  • Remove all wet clothes.
  • Layer as many warm clothing or blankets over someone who is shivering, giving special attention to their extremities. 
  • Give the affected person warm liquids to drink, but avoid coffee and alcohol. 
  • If someone has gone unconscious due to hypothermia, check for a pulse. If one is not found, begin to administer CPR.

What causes seasickness and how to prevent it

Seasickness can ruin anyone’s day out on the water. While not as dangerous as hypothermia, nausea, headaches, and drowsiness are common symptoms of motion sickness and are brought about when the brain receives conflicting motor signals from the eyes and ears. Your brain registers uneven motion and this dissonance is difficult for the brain to process. As seasickness is extremely common, there are several tricks to combating and preventing motion sickness.

  • Stare at a fixed point or the horizon. This will align the signals from both your eyes and ears to your brain.
  • Eat a tab of ginger. Ginger is naturally beneficial in stopping nausea. 
  • Chew gum. This trick cannot explained through exact science, but people report it helps all the same. 
  • Drink fizzy or carbonated drinks to settle an upset stomach.

To prevent seasickness:

  • Consider taking over the counter drugs like Scopolamine or Promethazine. But be aware that both of these drugs may cause drowsiness.
  • Speak with your doctor before you go out onto the water if you are prone to seasickness and prior medication hasn’t helped the symptoms. 

If someone on your boat has fallen over and is at risk of hypothermia, be sure to take extra precautions:

  • Pull back on the throttle so the boat slows down, and how to take it out of gear so it stops.
  • Find the required floatable (PFD) cushion, that should be readily accessible, and throw it to someone in the water
  • Find the required sound signaling device and use it to signal for help.
  • Use the VHF radio to summon help in case of an emergency.

Float plans: how to build an effective plan and the equipment to do so.

Life on the high seas — or the lake — can be unpredictable, with sudden weather changes or other unforeseen events.

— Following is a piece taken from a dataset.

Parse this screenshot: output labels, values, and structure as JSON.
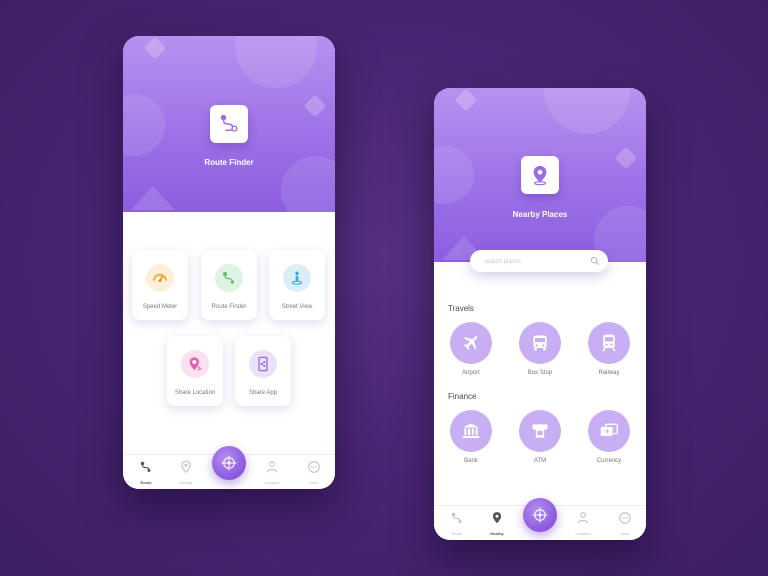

A float plan is essentially a plan for what to do in unexpected and to ensure safety for everyone onboard the watercraft.

In short,a float plan includes a description of your boat, who is on board at the time of docking, a description of the safety equipment you are carrying, where you expect to be, and when you expect to be there. The plan will generally be left on shore with the dockmaster. If for any reason any of these factors change, let the person who is responsible for your float plan know immediately. 

A float plan is meant to be a guide for the Coast Guard to know how many people to look for and where to look, in the event that you and your party do not return back when the float plan indicates. While there is no standard, Coast-Guard issued float plan, many boating supply stores sell them so be sure to ask when picking up the necessary safety equipment. 

 Some other important equipment to purchase might include:

  • Wind generators
  • Solar panels
  • Harken sail handling equipment
  • A four-stroke outboard
  • A rigid-bottom inflatable dinghy
  • Automatic identification system receiver + transponder

Spending the summer out on a boat can provide some of the best childhood memories. And with proper preparation and careful planning, you and your family can enjoy a worry free vacation. It’s better to be safe than sorry!

To further challenge your knowledge of water safety, we encourage you to take the complimentary Colin's Hope Water Safety Quiz.